▶ _Required work_
Nothing but the pictures should go missing; return all the entries below exactly.

=== Section Start ===

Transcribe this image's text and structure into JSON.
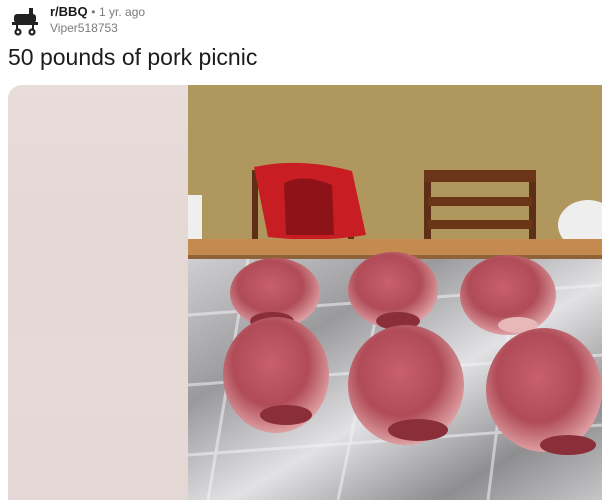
{
  "post": {
    "subreddit": "r/BBQ",
    "separator": "•",
    "age": "1 yr. ago",
    "author": "Viper518753",
    "title": "50 pounds of pork picnic"
  },
  "icons": {
    "avatar": "smoker-grill-icon"
  },
  "colors": {
    "meta_gray": "#787c7e",
    "text": "#1c1c1c"
  }
}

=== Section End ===

▶ _Exercise response_
Transcribe this image's text and structure into JSON.
{
  "post": {
    "subreddit": "r/BBQ",
    "separator": "•",
    "age": "1 yr. ago",
    "author": "Viper518753",
    "title": "50 pounds of pork picnic"
  },
  "icons": {
    "avatar": "smoker-grill-icon"
  },
  "colors": {
    "meta_gray": "#787c7e",
    "text": "#1c1c1c"
  }
}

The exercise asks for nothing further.